Vincent Lingiari Art Award entries reflect personal truths
Desart and the Central Land Council have joined forces for the second time to present the Vincent Lingiari Art Award.
Mr Lingiari’s granddaughters will be present when the winner of the $15,000 Aboriginal art prize is announced at the exhibition opening at the Tangentyere Artists Gallery in Alice Springs on Wednesday, 4 September, at 6pm.
Just like the inaugural Vincent Lingiari Art Award in 2016, which celebrated 40 years since the passage of the Aboriginal Land Rights Act (ALRA) and 50 years since the Wave Hill Walk Off, this year’s award is unashamedly political.
The theme True Story – My Country resonates with the Uluru Statement’s call for truth telling.
CLC chair Sammy Wilson, one of the hosts of the 2017 convention that agreed on the statement, said Australia needs to face up to its colonial history before it can move forward as a reconciled nation.
“Anangu believe that if you don’t know your tjukurpa - your country’s stories, songs and ceremonies - you remain a child, no matter how old you get,” Mr Wilson said.
“This is true for people and for nations. You can’t grow up without facing the hard things. As a person, you have to keep opening the doors of deeper knowledge. If Australia doesn’t open the next door it will be stuck.”
“The Uluru Statement - voice, treaty and truth - is the next door and our art is a key to that door,” he said.
The 23 entries from across central Australia and beyond reflect the artists’ personal truths.
“The works tell stories ranging from the fallout of the Maralinga nuclear tests to reconciliation, housing and road construction,” said Desart CEO Philip Watkins.
He congratulated the artists and thanked Glenn Isegar Pilkington for agreeing to judge the award.

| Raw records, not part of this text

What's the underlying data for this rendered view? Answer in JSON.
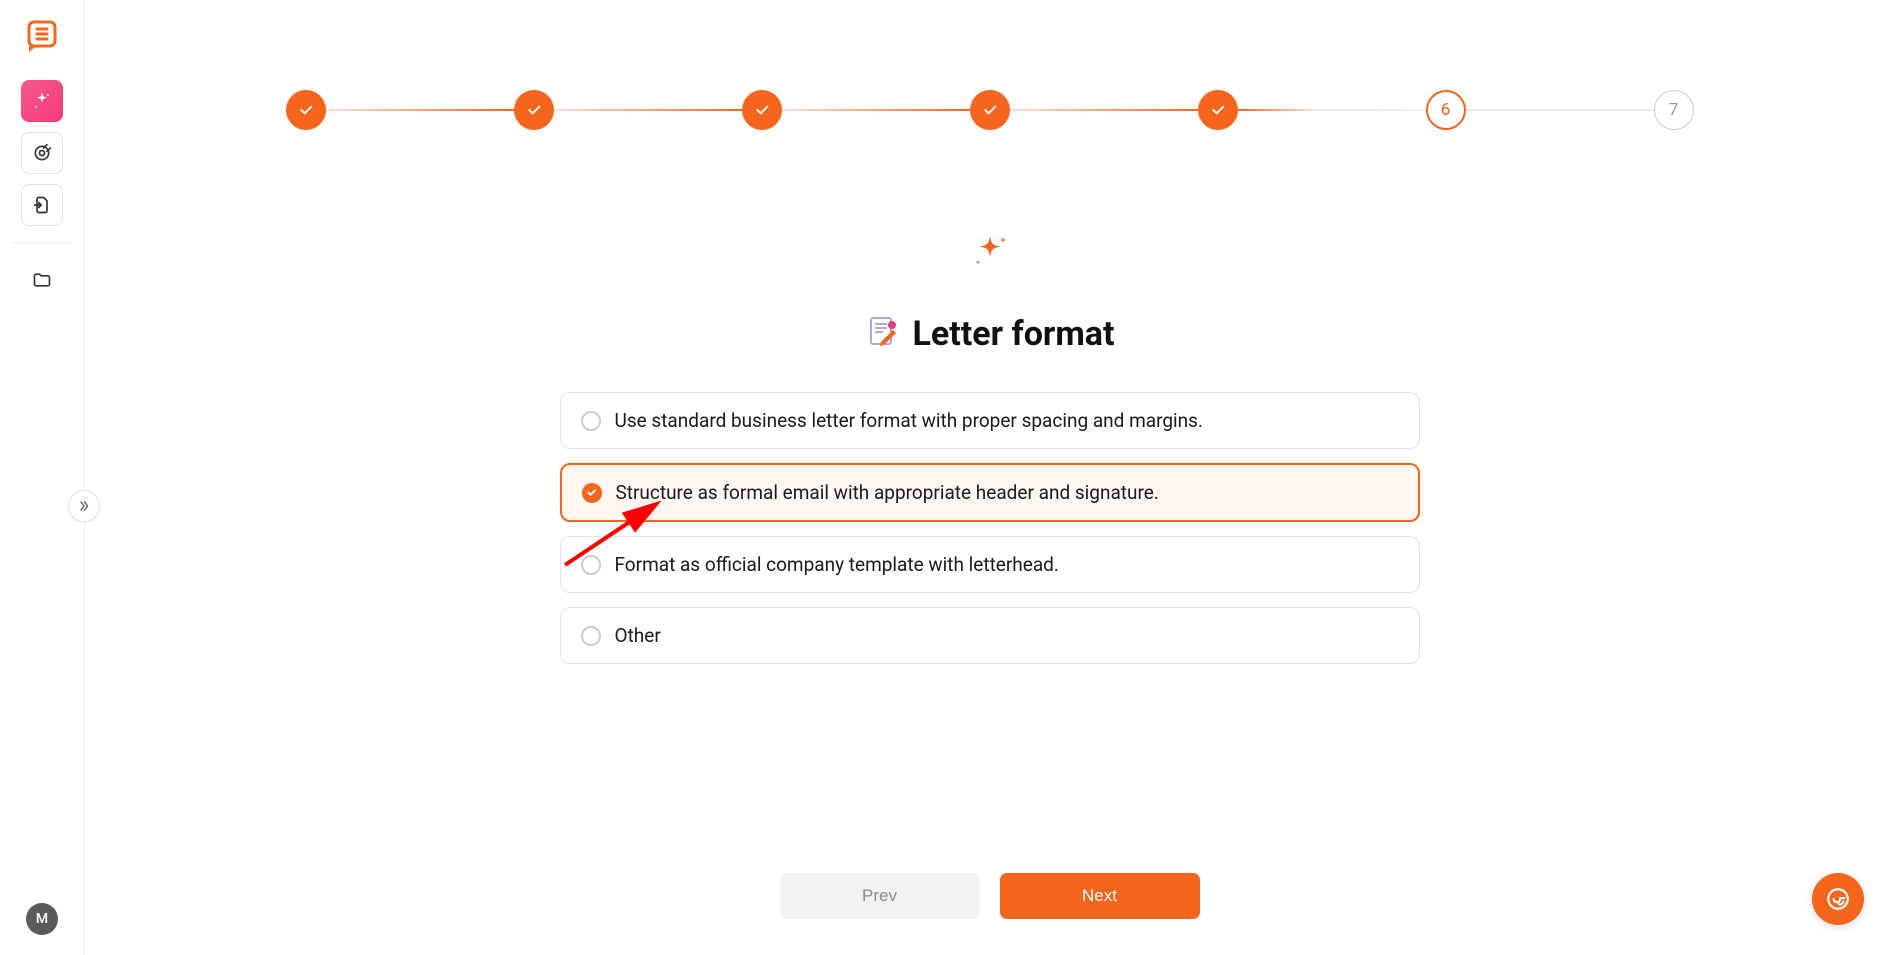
{
  "sidebar": {
    "avatar_letter": "M"
  },
  "stepper": {
    "steps": [
      "done",
      "done",
      "done",
      "done",
      "done",
      "current",
      "pending"
    ],
    "current_label": "6",
    "pending_label": "7"
  },
  "page": {
    "heading": "Letter format"
  },
  "options": [
    "Use standard business letter format with proper spacing and margins.",
    "Structure as formal email with appropriate header and signature.",
    "Format as official company template with letterhead.",
    "Other"
  ],
  "selected_index": 1,
  "buttons": {
    "prev": "Prev",
    "next": "Next"
  },
  "colors": {
    "accent": "#f5651c",
    "pink": "#f5397a"
  }
}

“Glenn is a highly respected Nhanda and Nyoongar artist, writer and curator with an impressive practice working alongside our communities,” he said.
Aboriginal artists and art centres in the CLC region were eligible to enter works in any medium, and the exhibition features sculptures, ceramics, video installations and paintings.
Desart member centres and individual Aboriginal artists close to the CLC region with strong links to Aboriginal land in the region also entered works.
CLC members again elected the winner of the Delegates’ Choice Award and will announce the winner of the $2,000 prize on Wednesday evening.
The CLC and Desart created the Vincent Lingiari Art Award to celebrate the shared history of land rights and the Aboriginal art movement which evolved at the same time, share the same roots and have both empowered Aboriginal people.
Marlene Rubuntja, from Alice Springs, won the inaugural prize for her sculpture My future is in my hands.
The Vincent Lingiari Art Award exhibition will be open until the 18 October and has been generously funded by the Peter Kittle Motor Company and Newmont Goldcorp.
2 September 2019